Since it was passed amid deadly protests in September 2015, Nepal’s new constitution has deepened ethnic, social and political fractures. The country’s national parties and protesting groups need to find ways to address constitutional disagreements and underlying disputes. There is a clear risk of escalating violence unless all sides understand that without compromise and good faith Nepal faces an existential threat.
Nepal’s major political parties must urgently agree on a roadmap to negotiate on federalism and write the new constitution, whether by holding elections to a new Constituent Assembly or reviving the previous body.
With the future of the Maoist combatants finally settled, Nepal’s peace process has gained momentum after a long stalemate, but challenges remain, particularly the design of a new federal state and evolving coalition and factional dynamics of the parties.
Nepal’s Maoist combatants urgently need to be integrated into the national security forces and rehabilitated or retired to consolidate the peace process.
The parties to Nepal’s fitful peace process have less than eight weeks to agree on integration of Maoist combatants and federalism before the term of the Constituent Assembly elected to draft a new constitution expires.

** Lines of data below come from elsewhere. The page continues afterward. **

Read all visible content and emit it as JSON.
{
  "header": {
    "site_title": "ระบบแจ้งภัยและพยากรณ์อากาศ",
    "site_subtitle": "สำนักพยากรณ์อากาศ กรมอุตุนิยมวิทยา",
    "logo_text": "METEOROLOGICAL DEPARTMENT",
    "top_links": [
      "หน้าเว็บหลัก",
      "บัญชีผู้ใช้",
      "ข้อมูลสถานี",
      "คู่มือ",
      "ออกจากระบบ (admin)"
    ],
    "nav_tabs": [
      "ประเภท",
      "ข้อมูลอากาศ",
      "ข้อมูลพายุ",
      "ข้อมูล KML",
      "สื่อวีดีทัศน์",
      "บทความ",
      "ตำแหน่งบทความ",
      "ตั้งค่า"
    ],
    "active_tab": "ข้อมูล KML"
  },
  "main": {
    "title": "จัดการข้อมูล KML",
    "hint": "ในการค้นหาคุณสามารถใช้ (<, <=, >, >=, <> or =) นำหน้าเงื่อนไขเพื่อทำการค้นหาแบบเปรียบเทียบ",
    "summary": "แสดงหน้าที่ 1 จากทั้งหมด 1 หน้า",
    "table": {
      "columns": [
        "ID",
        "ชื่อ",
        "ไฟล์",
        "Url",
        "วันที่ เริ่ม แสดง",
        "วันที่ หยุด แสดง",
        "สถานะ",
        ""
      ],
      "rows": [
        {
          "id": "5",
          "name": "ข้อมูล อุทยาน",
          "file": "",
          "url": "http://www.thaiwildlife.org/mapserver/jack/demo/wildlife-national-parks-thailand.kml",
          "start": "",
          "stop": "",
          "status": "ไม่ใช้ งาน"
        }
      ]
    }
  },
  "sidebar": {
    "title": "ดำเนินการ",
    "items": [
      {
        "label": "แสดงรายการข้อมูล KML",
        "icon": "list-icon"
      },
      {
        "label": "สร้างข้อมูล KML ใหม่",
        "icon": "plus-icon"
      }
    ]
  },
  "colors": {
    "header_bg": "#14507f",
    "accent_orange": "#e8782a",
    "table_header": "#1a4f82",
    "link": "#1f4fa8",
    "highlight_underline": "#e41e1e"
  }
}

International Crisis Group worked regularly on Nepal from 2003-2012, publishing 33 reports in the period leading up to and following the 2006 Comprehensive Peace Agreement that ended the country’s decade-long civil war. Since 2012, Crisis Group has maintained a watching brief on the country.